Very simply put, a holding company is a co. which owns 51% or more in the equity of another co. (called its subsidiary). Holding companies are usually for the long haul, and can exist for decades (think Coca Cola).
Private equity firms invest in non-public companies and typically hold their investments with the intent of realizing a return within 3 to 7 years. Generally, investments are realized through an initial public offering, sale, merger, or recapitalization. Private equity groups tend to focus on more mature businesses, often contributing both equity and debt (or some hybrid) to the transaction. The firms were commonly called leveraged buyout firms (LBO) in the 1980s.
As you can see from the following definition of consolidation in the context of private equity firms, they can form holding companies to achieve their purpose. Thus, a private equity firm can be a holding co. The 2 are not mutually exclusive.
Consolidation : Also called a leveraged rollup, this is an investment strategy in which an LBO firm acquires a series of companies in the same or complementary fields, with the goal of becoming a dominant regional or nationwide player in that industry. In some cases, a holding company will be created, into which the various acquisitions will be folded.
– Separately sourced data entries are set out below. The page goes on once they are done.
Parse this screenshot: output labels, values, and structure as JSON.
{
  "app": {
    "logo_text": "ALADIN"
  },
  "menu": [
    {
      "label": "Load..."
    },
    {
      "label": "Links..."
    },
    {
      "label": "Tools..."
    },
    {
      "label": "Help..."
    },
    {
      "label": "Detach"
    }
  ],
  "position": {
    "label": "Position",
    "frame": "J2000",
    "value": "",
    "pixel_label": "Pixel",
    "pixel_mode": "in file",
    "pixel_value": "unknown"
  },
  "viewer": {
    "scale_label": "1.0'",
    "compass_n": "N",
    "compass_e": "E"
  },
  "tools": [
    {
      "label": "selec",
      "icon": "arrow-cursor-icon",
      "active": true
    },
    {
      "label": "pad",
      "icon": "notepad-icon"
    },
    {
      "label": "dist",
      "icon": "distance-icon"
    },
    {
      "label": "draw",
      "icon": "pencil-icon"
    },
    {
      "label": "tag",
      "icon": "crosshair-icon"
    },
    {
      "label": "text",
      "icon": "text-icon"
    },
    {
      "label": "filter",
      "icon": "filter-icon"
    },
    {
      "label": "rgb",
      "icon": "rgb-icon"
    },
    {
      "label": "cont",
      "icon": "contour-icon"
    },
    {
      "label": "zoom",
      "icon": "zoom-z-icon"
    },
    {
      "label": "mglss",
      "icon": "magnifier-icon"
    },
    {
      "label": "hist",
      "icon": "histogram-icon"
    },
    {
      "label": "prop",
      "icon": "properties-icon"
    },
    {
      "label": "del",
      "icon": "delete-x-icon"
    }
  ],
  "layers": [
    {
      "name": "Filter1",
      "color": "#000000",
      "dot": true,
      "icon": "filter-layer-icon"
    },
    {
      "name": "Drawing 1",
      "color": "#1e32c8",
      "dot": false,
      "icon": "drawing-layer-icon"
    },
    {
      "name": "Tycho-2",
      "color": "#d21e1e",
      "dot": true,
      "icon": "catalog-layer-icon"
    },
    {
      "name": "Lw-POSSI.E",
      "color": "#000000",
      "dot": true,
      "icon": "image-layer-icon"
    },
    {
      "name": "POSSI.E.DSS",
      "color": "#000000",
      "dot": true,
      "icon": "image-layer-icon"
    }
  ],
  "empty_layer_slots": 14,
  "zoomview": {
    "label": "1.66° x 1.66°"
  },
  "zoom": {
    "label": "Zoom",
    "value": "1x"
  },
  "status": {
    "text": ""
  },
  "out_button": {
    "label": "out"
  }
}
In other cases, an initial acquisitions may serve as the platform through which the other acquisitions will be made.
The following articles may help you understand this better.